Exercise: Nothing in the data may be altered; restate all of it exactly.
[Dataset content Boundary: Start]
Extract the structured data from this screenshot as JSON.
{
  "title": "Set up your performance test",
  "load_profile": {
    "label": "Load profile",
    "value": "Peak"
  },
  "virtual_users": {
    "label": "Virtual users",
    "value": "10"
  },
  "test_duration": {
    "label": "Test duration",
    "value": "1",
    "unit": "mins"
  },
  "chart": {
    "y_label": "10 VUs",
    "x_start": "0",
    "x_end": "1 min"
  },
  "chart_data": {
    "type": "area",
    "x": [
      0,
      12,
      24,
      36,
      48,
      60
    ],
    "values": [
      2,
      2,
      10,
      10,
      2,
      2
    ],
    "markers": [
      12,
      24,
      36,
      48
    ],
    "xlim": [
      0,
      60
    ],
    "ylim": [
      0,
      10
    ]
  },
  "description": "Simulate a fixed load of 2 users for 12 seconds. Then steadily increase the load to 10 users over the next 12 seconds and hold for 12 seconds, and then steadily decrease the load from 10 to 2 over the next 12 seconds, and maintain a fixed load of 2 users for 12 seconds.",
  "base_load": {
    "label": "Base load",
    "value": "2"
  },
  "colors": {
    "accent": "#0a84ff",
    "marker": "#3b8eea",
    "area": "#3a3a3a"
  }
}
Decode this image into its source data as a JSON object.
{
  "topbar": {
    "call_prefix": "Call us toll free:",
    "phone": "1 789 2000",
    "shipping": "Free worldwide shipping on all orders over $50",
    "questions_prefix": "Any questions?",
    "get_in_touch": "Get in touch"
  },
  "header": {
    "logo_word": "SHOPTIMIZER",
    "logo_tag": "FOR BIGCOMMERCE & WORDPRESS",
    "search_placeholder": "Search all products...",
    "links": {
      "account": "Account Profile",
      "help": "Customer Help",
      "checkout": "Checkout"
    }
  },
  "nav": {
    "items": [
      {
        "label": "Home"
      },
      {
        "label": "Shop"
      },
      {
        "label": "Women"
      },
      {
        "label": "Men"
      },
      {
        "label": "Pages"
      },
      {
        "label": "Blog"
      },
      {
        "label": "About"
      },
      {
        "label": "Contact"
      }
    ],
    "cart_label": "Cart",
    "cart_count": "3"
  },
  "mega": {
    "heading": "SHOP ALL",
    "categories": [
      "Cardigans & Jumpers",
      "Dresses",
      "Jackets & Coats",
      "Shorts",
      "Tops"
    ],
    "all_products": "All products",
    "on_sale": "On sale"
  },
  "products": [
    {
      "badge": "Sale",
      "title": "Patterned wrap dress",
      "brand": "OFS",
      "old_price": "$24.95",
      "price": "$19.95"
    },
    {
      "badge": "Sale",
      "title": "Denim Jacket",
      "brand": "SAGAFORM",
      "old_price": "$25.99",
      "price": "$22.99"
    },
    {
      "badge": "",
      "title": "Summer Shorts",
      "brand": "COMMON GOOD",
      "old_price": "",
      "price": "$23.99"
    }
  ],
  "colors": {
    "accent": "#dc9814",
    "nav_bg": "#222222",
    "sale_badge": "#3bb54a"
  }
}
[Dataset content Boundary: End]
Expected answer:
Extract the structured data from this screenshot as JSON.
{
  "title": "Set up your performance test",
  "load_profile": {
    "label": "Load profile",
    "value": "Peak"
  },
  "virtual_users": {
    "label": "Virtual users",
    "value": "10"
  },
  "test_duration": {
    "label": "Test duration",
    "value": "1",
    "unit": "mins"
  },
  "chart": {
    "y_label": "10 VUs",
    "x_start": "0",
    "x_end": "1 min"
  },
  "chart_data": {
    "type": "area",
    "x": [
      0,
      12,
      24,
      36,
      48,
      60
    ],
    "values": [
      2,
      2,
      10,
      10,
      2,
      2
    ],
    "markers": [
      12,
      24,
      36,
      48
    ],
    "xlim": [
      0,
      60
    ],
    "ylim": [
      0,
      10
    ]
  },
  "description": "Simulate a fixed load of 2 users for 12 seconds. Then steadily increase the load to 10 users over the next 12 seconds and hold for 12 seconds, and then steadily decrease the load from 10 to 2 over the next 12 seconds, and maintain a fixed load of 2 users for 12 seconds.",
  "base_load": {
    "label": "Base load",
    "value": "2"
  },
  "colors": {
    "accent": "#0a84ff",
    "marker": "#3b8eea",
    "area": "#3a3a3a"
  }
}
Decode this image into its source data as a JSON object.
{
  "topbar": {
    "call_prefix": "Call us toll free:",
    "phone": "1 789 2000",
    "shipping": "Free worldwide shipping on all orders over $50",
    "questions_prefix": "Any questions?",
    "get_in_touch": "Get in touch"
  },
  "header": {
    "logo_word": "SHOPTIMIZER",
    "logo_tag": "FOR BIGCOMMERCE & WORDPRESS",
    "search_placeholder": "Search all products...",
    "links": {
      "account": "Account Profile",
      "help": "Customer Help",
      "checkout": "Checkout"
    }
  },
  "nav": {
    "items": [
      {
        "label": "Home"
      },
      {
        "label": "Shop"
      },
      {
        "label": "Women"
      },
      {
        "label": "Men"
      },
      {
        "label": "Pages"
      },
      {
        "label": "Blog"
      },
      {
        "label": "About"
      },
      {
        "label": "Contact"
      }
    ],
    "cart_label": "Cart",
    "cart_count": "3"
  },
  "mega": {
    "heading": "SHOP ALL",
    "categories": [
      "Cardigans & Jumpers",
      "Dresses",
      "Jackets & Coats",
      "Shorts",
      "Tops"
    ],
    "all_products": "All products",
    "on_sale": "On sale"
  },
  "products": [
    {
      "badge": "Sale",
      "title": "Patterned wrap dress",
      "brand": "OFS",
      "old_price": "$24.95",
      "price": "$19.95"
    },
    {
      "badge": "Sale",
      "title": "Denim Jacket",
      "brand": "SAGAFORM",
      "old_price": "$25.99",
      "price": "$22.99"
    },
    {
      "badge": "",
      "title": "Summer Shorts",
      "brand": "COMMON GOOD",
      "old_price": "",
      "price": "$23.99"
    }
  ],
  "colors": {
    "accent": "#dc9814",
    "nav_bg": "#222222",
    "sale_badge": "#3bb54a"
  }
}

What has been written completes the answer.